Exercise details: Restate the listing below word for word; no pictures belong in the copy.

Data section START

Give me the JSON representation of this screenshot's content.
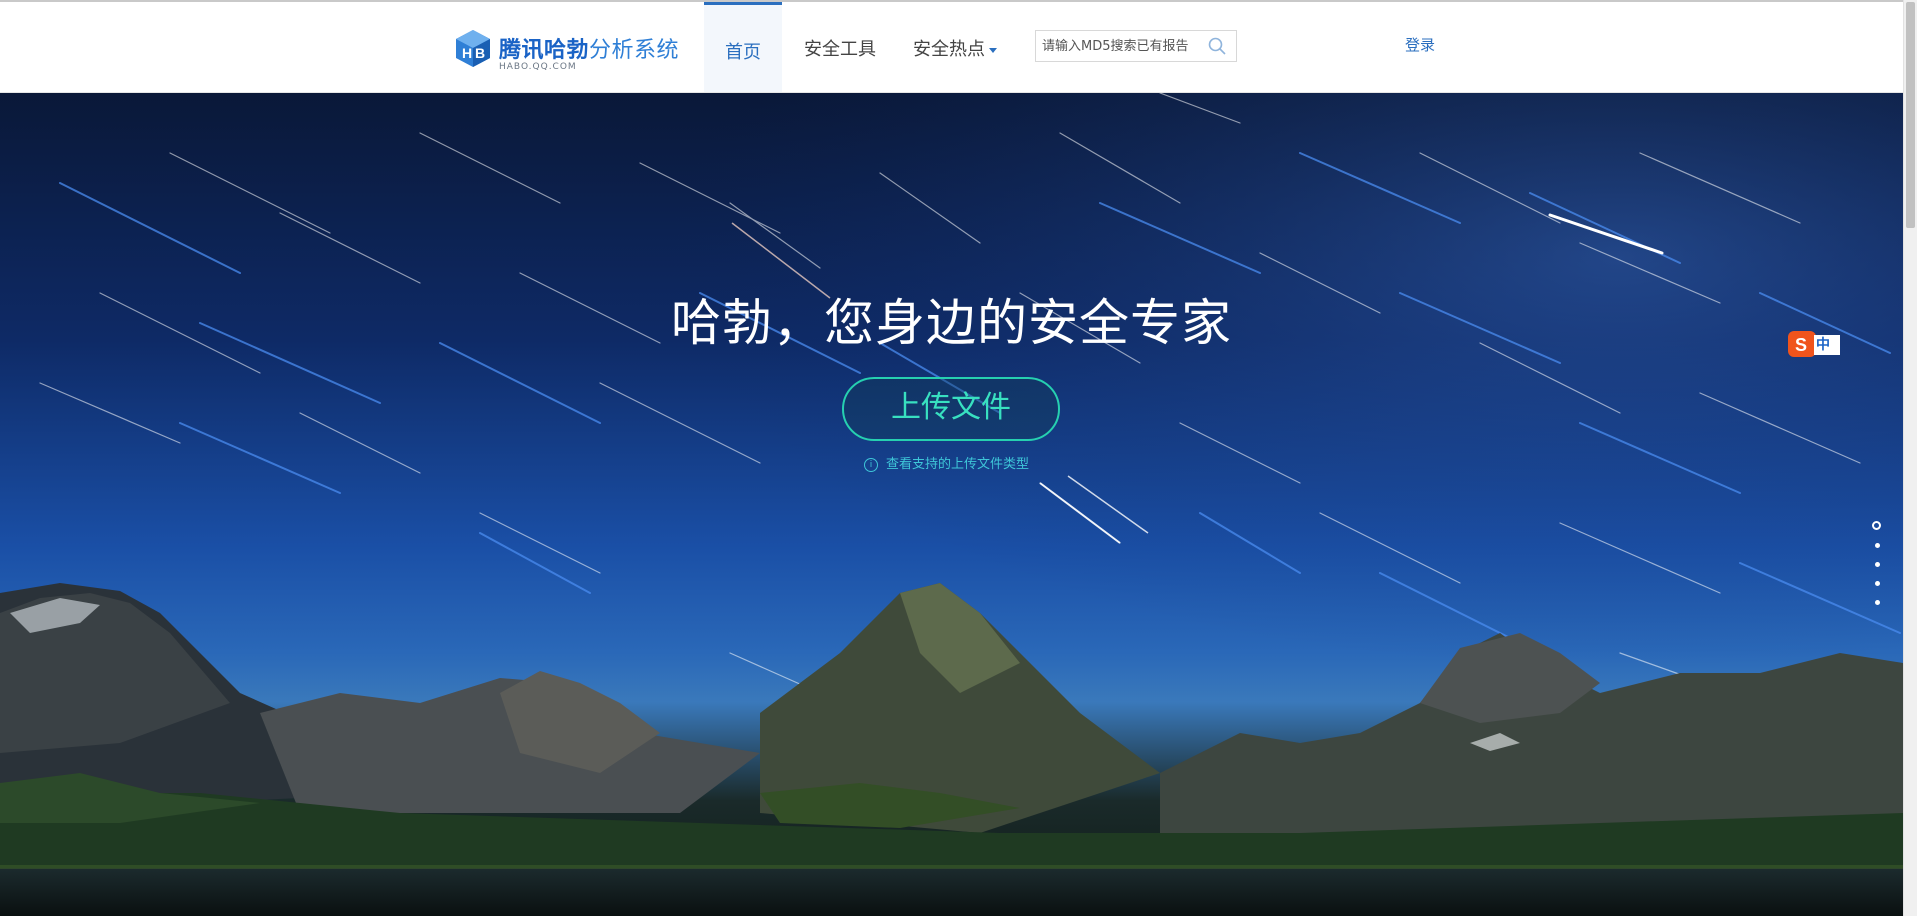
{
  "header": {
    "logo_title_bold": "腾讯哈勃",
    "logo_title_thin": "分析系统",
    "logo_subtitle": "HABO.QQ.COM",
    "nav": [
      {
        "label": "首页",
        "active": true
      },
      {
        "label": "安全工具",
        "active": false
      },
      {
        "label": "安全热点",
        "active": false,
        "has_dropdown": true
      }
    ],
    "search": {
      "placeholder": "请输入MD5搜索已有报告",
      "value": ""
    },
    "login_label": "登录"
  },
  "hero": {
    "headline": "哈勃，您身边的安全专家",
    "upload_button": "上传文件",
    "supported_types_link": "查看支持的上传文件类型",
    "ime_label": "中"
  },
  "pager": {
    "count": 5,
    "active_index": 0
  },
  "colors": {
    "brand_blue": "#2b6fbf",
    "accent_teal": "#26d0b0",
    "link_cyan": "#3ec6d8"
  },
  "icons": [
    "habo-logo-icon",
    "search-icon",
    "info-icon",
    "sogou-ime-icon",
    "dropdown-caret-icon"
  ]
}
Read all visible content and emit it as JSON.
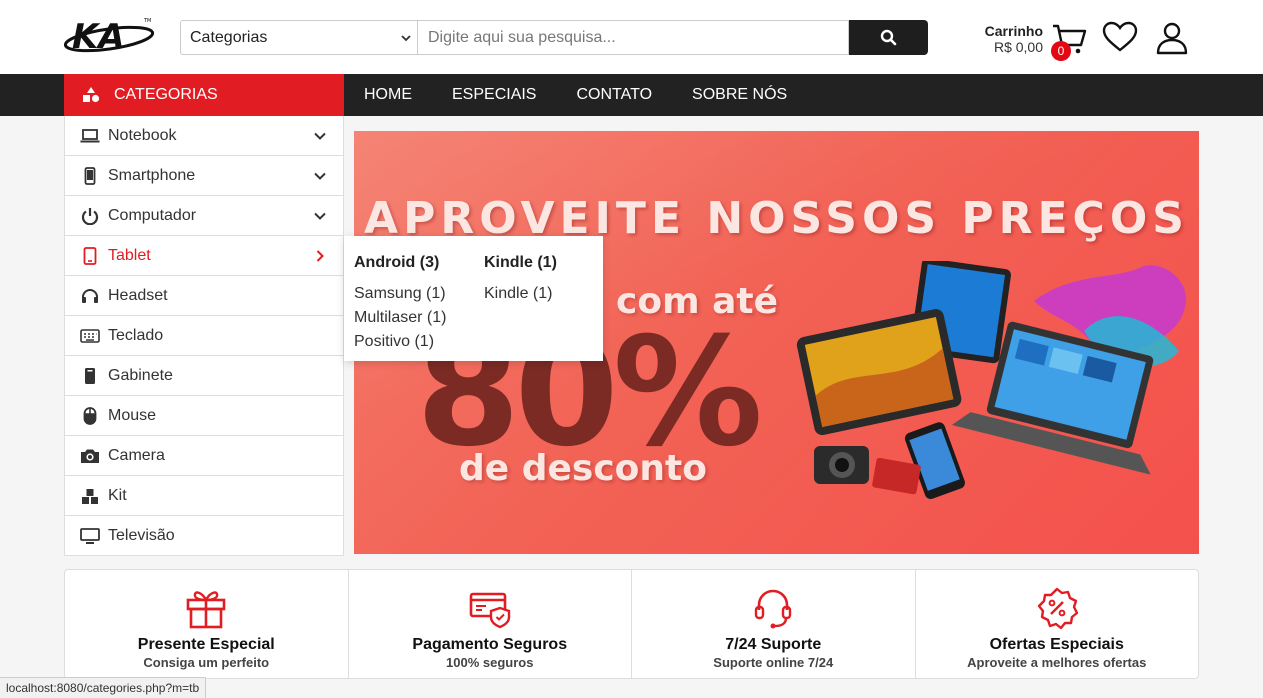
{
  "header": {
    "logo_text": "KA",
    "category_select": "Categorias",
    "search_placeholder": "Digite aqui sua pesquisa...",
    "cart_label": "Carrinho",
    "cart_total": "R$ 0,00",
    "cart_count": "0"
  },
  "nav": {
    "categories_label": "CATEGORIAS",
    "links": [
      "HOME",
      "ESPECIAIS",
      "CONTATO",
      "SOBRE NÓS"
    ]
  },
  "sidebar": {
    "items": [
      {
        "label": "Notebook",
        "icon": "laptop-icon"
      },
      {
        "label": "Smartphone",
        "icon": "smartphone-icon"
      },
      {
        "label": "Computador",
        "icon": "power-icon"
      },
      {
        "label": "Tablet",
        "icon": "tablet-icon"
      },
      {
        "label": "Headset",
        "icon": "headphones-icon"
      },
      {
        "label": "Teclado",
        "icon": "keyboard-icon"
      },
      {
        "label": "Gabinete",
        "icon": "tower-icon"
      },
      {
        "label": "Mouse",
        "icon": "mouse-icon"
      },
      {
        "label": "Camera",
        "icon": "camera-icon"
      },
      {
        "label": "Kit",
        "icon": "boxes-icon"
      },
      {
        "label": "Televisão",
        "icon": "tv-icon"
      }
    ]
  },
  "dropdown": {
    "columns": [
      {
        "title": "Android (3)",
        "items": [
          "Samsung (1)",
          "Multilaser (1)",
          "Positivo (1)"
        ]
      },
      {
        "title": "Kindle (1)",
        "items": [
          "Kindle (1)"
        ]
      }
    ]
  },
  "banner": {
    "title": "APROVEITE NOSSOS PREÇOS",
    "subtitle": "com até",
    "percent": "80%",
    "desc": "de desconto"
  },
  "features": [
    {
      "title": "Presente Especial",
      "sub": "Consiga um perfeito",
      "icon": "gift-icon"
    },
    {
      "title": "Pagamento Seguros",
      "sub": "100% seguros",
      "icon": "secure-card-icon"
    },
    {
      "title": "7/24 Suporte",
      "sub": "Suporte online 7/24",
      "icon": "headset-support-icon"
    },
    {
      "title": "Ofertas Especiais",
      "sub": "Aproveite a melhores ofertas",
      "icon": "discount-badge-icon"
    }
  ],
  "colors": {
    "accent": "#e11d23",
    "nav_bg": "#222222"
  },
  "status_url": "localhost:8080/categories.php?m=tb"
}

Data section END

Final answer:
Give me the JSON representation of this screenshot's content.
{
  "header": {
    "logo_title_bold": "腾讯哈勃",
    "logo_title_thin": "分析系统",
    "logo_subtitle": "HABO.QQ.COM",
    "nav": [
      {
        "label": "首页",
        "active": true
      },
      {
        "label": "安全工具",
        "active": false
      },
      {
        "label": "安全热点",
        "active": false,
        "has_dropdown": true
      }
    ],
    "search": {
      "placeholder": "请输入MD5搜索已有报告",
      "value": ""
    },
    "login_label": "登录"
  },
  "hero": {
    "headline": "哈勃，您身边的安全专家",
    "upload_button": "上传文件",
    "supported_types_link": "查看支持的上传文件类型",
    "ime_label": "中"
  },
  "pager": {
    "count": 5,
    "active_index": 0
  },
  "colors": {
    "brand_blue": "#2b6fbf",
    "accent_teal": "#26d0b0",
    "link_cyan": "#3ec6d8"
  },
  "icons": [
    "habo-logo-icon",
    "search-icon",
    "info-icon",
    "sogou-ime-icon",
    "dropdown-caret-icon"
  ]
}
Read all visible content and emit it as JSON.
{
  "header": {
    "logo_text": "KA",
    "category_select": "Categorias",
    "search_placeholder": "Digite aqui sua pesquisa...",
    "cart_label": "Carrinho",
    "cart_total": "R$ 0,00",
    "cart_count": "0"
  },
  "nav": {
    "categories_label": "CATEGORIAS",
    "links": [
      "HOME",
      "ESPECIAIS",
      "CONTATO",
      "SOBRE NÓS"
    ]
  },
  "sidebar": {
    "items": [
      {
        "label": "Notebook",
        "icon": "laptop-icon"
      },
      {
        "label": "Smartphone",
        "icon": "smartphone-icon"
      },
      {
        "label": "Computador",
        "icon": "power-icon"
      },
      {
        "label": "Tablet",
        "icon": "tablet-icon"
      },
      {
        "label": "Headset",
        "icon": "headphones-icon"
      },
      {
        "label": "Teclado",
        "icon": "keyboard-icon"
      },
      {
        "label": "Gabinete",
        "icon": "tower-icon"
      },
      {
        "label": "Mouse",
        "icon": "mouse-icon"
      },
      {
        "label": "Camera",
        "icon": "camera-icon"
      },
      {
        "label": "Kit",
        "icon": "boxes-icon"
      },
      {
        "label": "Televisão",
        "icon": "tv-icon"
      }
    ]
  },
  "dropdown": {
    "columns": [
      {
        "title": "Android (3)",
        "items": [
          "Samsung (1)",
          "Multilaser (1)",
          "Positivo (1)"
        ]
      },
      {
        "title": "Kindle (1)",
        "items": [
          "Kindle (1)"
        ]
      }
    ]
  },
  "banner": {
    "title": "APROVEITE NOSSOS PREÇOS",
    "subtitle": "com até",
    "percent": "80%",
    "desc": "de desconto"
  },
  "features": [
    {
      "title": "Presente Especial",
      "sub": "Consiga um perfeito",
      "icon": "gift-icon"
    },
    {
      "title": "Pagamento Seguros",
      "sub": "100% seguros",
      "icon": "secure-card-icon"
    },
    {
      "title": "7/24 Suporte",
      "sub": "Suporte online 7/24",
      "icon": "headset-support-icon"
    },
    {
      "title": "Ofertas Especiais",
      "sub": "Aproveite a melhores ofertas",
      "icon": "discount-badge-icon"
    }
  ],
  "colors": {
    "accent": "#e11d23",
    "nav_bg": "#222222"
  },
  "status_url": "localhost:8080/categories.php?m=tb"
}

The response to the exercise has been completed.